A covenant by A to support B, and B's covenant to give his notes in consideration thereof, form dependent covenants; and B's covenant to give his notes is precedent to A's covenant to furnish such support, so that B can not recover damages for A's failure to furnish support, if B has not delivered such notes to A.1 Under a contract by which A rents moving picture films from B and agrees to pay for such films as are destroyed while in his possession, B's duty to furnish films in proper condition is precedent to A's covenant;2 and if such films are destroyed by reason of the defective condition in which B furnished them to A, A is not liable for such loss.3 If payment for a charter of a vessel is to be made in advance, failure to make such payment discharges the contract and no recovery can be had thereon.4 If A gives his note to B under a contract by which B is to pay a certain sum to A on payment of such note, A's payment of such note is precedent to B's duty to pay such sum to A.5 A contract to pay a certain amount when a certain tract is sold, makes the sale of such tract a covenant precedent to such payment.6 Under a contract by which A, who owns an undivided interest in property which has been sold at a foreclosure sale, agrees with X, through A's agent, B, that A, A's husband, C, and B, who owns the other undivided interest in such property, shall convey such property to X, who is to retain such property, sell it, and divide the proceeds with A and B, the covenant of A and B to convey to X is precedent to X's duty to retain, resell and divide the profits.7 An agreement that a contract should take effect only on approval by the attorney of one of the parties thereto is precedent.8 Under a contract to pay a certain sum to a university, if within thirty days the university should permanently locate the university buildings, to cost not less than one hundred thousand dollars, upon a given tract of land, the location of such buildings, and not their erection, constitutes the condition precedent. The covenant as to the cost of the buildings is merely a stipulation.9
15 Schillinger v. Bosch-Ryan Grain Co., 145 Ia. 750, 122 N. W. 961 [affirming, 116 N. W. 132].
16 Flynn v. Dougherty (Cal.), 26 Pac. 831.
17 Massachusetts. Buttrick Lumber Co. v. Collins, 202 Mass. 413, 89 N. E. 138.
Minnesota. Erickson v. Brandt, 53 Minn. 10, 55 N. W. 62.
Montana.
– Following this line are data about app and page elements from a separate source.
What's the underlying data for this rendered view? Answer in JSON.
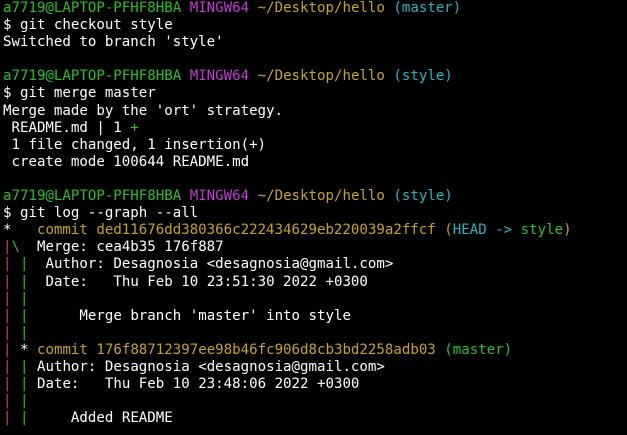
{
  "colors": {
    "background": "#000000",
    "text": "#ffffff",
    "user_host": "#23c41f",
    "mingw": "#c53bd9",
    "path": "#c8a418",
    "branch": "#19b8c5",
    "commit_yellow": "#c8a418",
    "graph_red": "#d1413b",
    "graph_green": "#23c41f",
    "head_cyan": "#19b8c5"
  },
  "prompt": {
    "user_host": "a7719@LAPTOP-PFHF8HBA",
    "system": "MINGW64",
    "path": "~/Desktop/hello"
  },
  "lines": {
    "p1_branch": "(master)",
    "cmd1": "$ git checkout style",
    "out1": "Switched to branch 'style'",
    "p2_branch": "(style)",
    "cmd2": "$ git merge master",
    "out2a": "Merge made by the 'ort' strategy.",
    "out2b_file": " README.md | 1 ",
    "out2b_plus": "+",
    "out2c": " 1 file changed, 1 insertion(+)",
    "out2d": " create mode 100644 README.md",
    "p3_branch": "(style)",
    "cmd3": "$ git log --graph --all",
    "commit1_star": "*",
    "commit1_label": "   commit ded11676dd380366c222434629eb220039a2ffcf ",
    "commit1_ref_open": "(",
    "commit1_head": "HEAD -> ",
    "commit1_branch": "style",
    "commit1_ref_close": ")",
    "graph_split_red": "|",
    "graph_split_green": "\\",
    "merge_line": "  Merge: cea4b35 176f887",
    "author1": "  Author: Desagnosia <desagnosia@gmail.com>",
    "date1": "  Date:   Thu Feb 10 23:51:30 2022 +0300",
    "msg1": "      Merge branch 'master' into style",
    "commit2_star": "*",
    "commit2_label": " commit 176f88712397ee98b46fc906d8cb3bd2258adb03 ",
    "commit2_ref": "(master)",
    "author2": " Author: Desagnosia <desagnosia@gmail.com>",
    "date2": " Date:   Thu Feb 10 23:48:06 2022 +0300",
    "msg2": "     Added README"
  }
}
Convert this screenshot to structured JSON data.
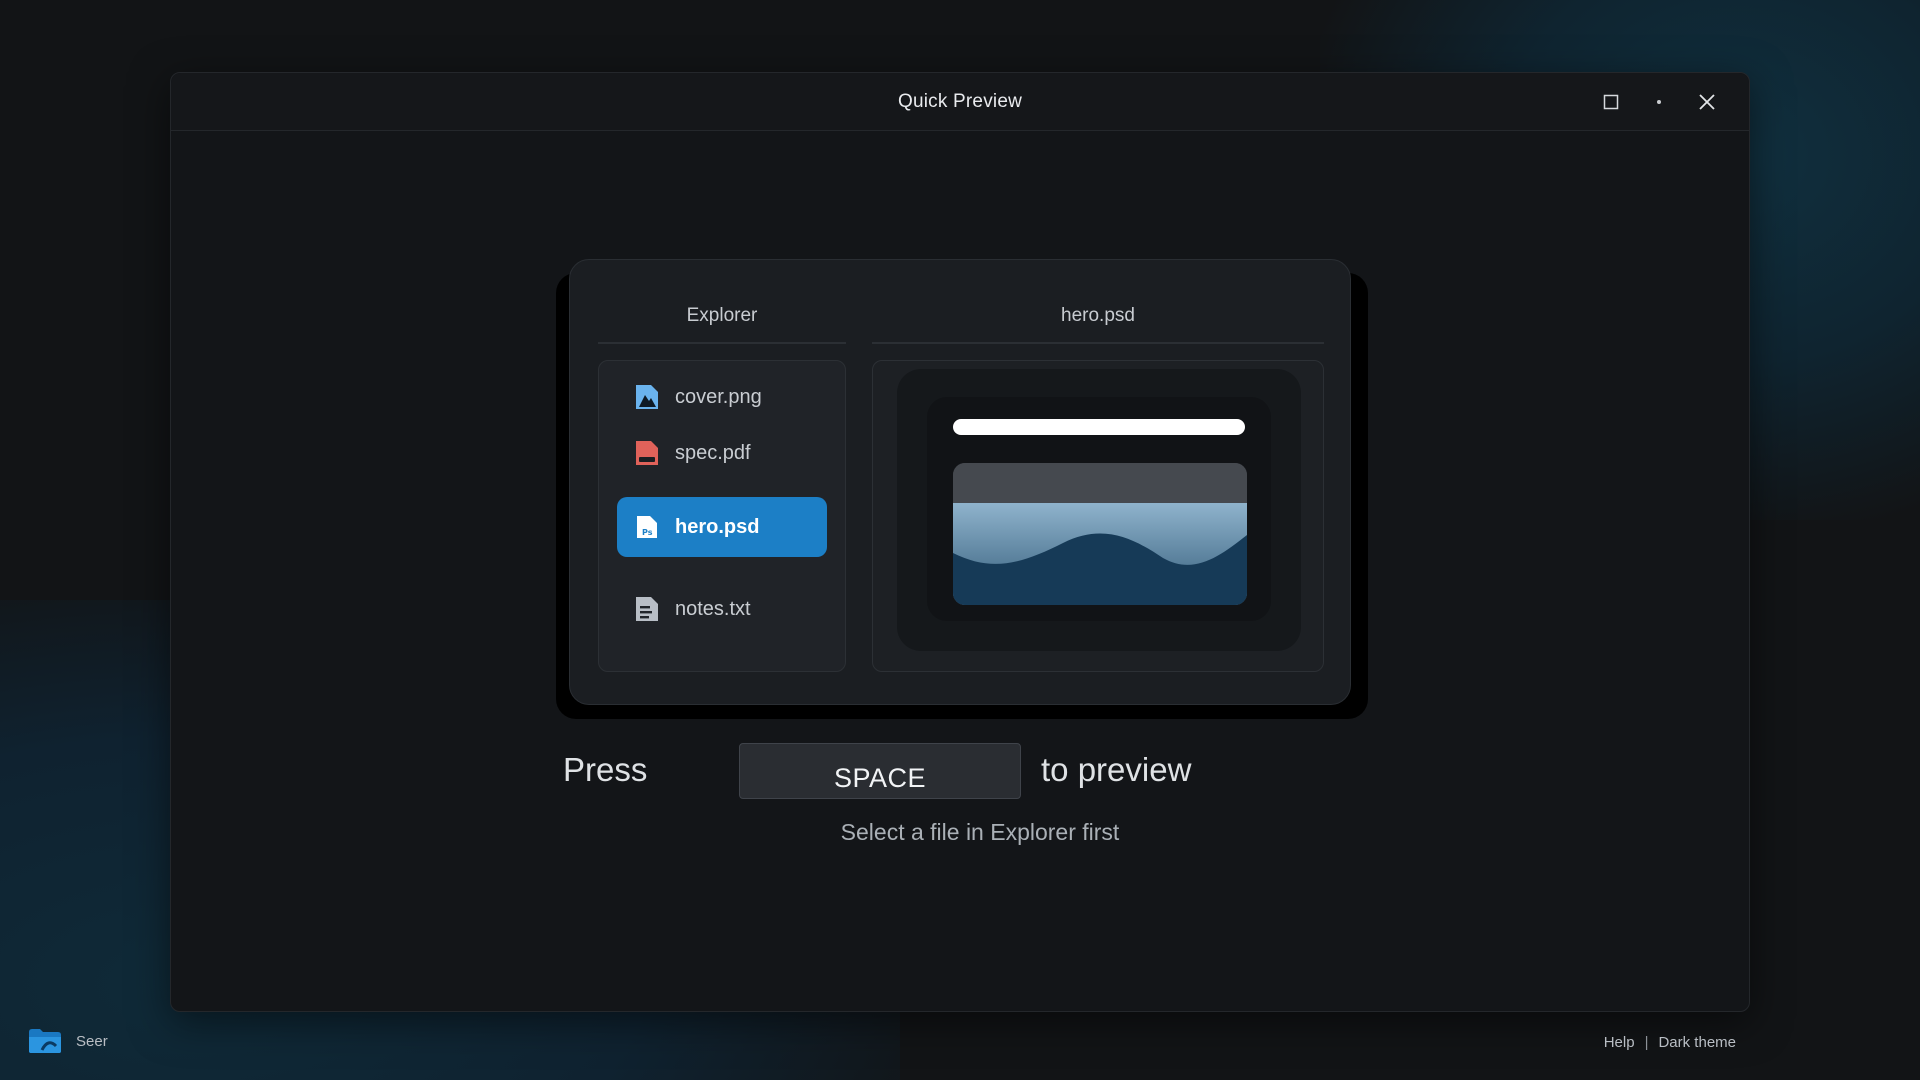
{
  "window": {
    "title": "Quick Preview",
    "controls": [
      "maximize-icon",
      "dot-icon",
      "close-icon"
    ]
  },
  "explorer": {
    "header": "Explorer",
    "files": [
      {
        "name": "cover.png",
        "icon": "image-file-icon",
        "selected": false
      },
      {
        "name": "spec.pdf",
        "icon": "pdf-file-icon",
        "selected": false
      },
      {
        "name": "hero.psd",
        "icon": "psd-file-icon",
        "selected": true
      },
      {
        "name": "notes.txt",
        "icon": "text-file-icon",
        "selected": false
      }
    ]
  },
  "preview": {
    "header": "hero.psd"
  },
  "instruction": {
    "press": "Press",
    "key": "SPACE",
    "suffix": "to preview",
    "hint": "Select a file in Explorer first"
  },
  "taskbar": {
    "app_name": "Seer",
    "app_icon": "folder-icon"
  },
  "footer": {
    "help": "Help",
    "separator": "|",
    "theme": "Dark theme"
  },
  "colors": {
    "accent": "#1c7fc6",
    "background": "#121416",
    "window": "#131518"
  }
}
Franklin v. Schultz, 23 Mont. 165, 57 Pac. 1037.
Pennsylvania. Huckstein v. Kelly & Jones Co., 152 Pa. St. 631, 25 Atl. 747.
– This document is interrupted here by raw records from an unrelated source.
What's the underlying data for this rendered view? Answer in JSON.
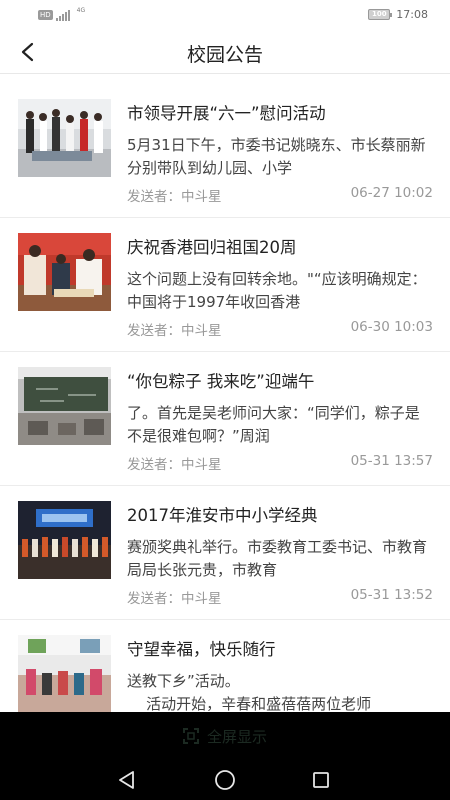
{
  "status_bar": {
    "hd_label": "HD",
    "network_label": "4G",
    "battery": "100",
    "time": "17:08"
  },
  "header": {
    "title": "校园公告",
    "back_icon": "chevron-left-icon"
  },
  "sender_prefix": "发送者：",
  "announcements": [
    {
      "title": "市领导开展“六一”慰问活动",
      "summary": "5月31日下午，市委书记姚晓东、市长蔡丽新分别带队到幼儿园、小学",
      "sender": "发送者：中斗星",
      "time": "06-27 10:02"
    },
    {
      "title": "庆祝香港回归祖国20周",
      "summary": "这个问题上没有回转余地。\"“应该明确规定：中国将于1997年收回香港",
      "sender": "发送者：中斗星",
      "time": "06-30 10:03"
    },
    {
      "title": "“你包粽子 我来吃”迎端午",
      "summary": "了。首先是吴老师问大家：“同学们，粽子是不是很难包啊？”周润",
      "sender": "发送者：中斗星",
      "time": "05-31 13:57"
    },
    {
      "title": "2017年淮安市中小学经典",
      "summary": "赛颁奖典礼举行。市委教育工委书记、市教育局局长张元贵，市教育",
      "sender": "发送者：中斗星",
      "time": "05-31 13:52"
    },
    {
      "title": "守望幸福，快乐随行",
      "summary": "送教下乡”活动。\n    活动开始，辛春和盛蓓蓓两位老师",
      "sender": "",
      "time": ""
    }
  ],
  "fullscreen_bar": {
    "label": "全屏显示",
    "icon": "fullscreen-icon"
  },
  "nav_bar": {
    "back_icon": "triangle-back-icon",
    "home_icon": "circle-home-icon",
    "recents_icon": "square-recents-icon"
  },
  "colors": {
    "background": "#ffffff",
    "text_primary": "#222222",
    "text_secondary": "#444444",
    "text_meta": "#999999",
    "divider": "#ececec",
    "nav_background": "#000000"
  }
}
Washington. John v. Mortgage Trust ft Savings Bank, 97 Wash. 504, 166 Pac. 1137.
18 Monmouth Park Assn. v. Wallis Iron Works, 55 N. J. L. 132, 39 Am.
St. Rep. 626, 19 L. R. A. 456, 26 Atl. 140; Mills v. Norfolk & Western Ry.,
90 Va. 523, 19 S. E. 171; and see s. c,
91 Va. 613, 22 S. E. 556. 19 Huckestein v. Kelly & Jones Co.,
152 Pa. St. 631, 25 Atl. 747. But in Negley v. Jeffers, 28 O. S. 90, a contract by a vendor to remove liens on realty before the last payment from the vendee should be due is a condition precedent and a waiver of such condition and agreement that the amount of such liens should be deducted from the purchase price and the balance paid was held to be a valuable consideration.
1 Bryne v. Dorey, 221 Mass. 399, 109 N. E. 146.
2 Famous Players Film Co. v. Salomon, - N. H. -, 106 Atl. 282.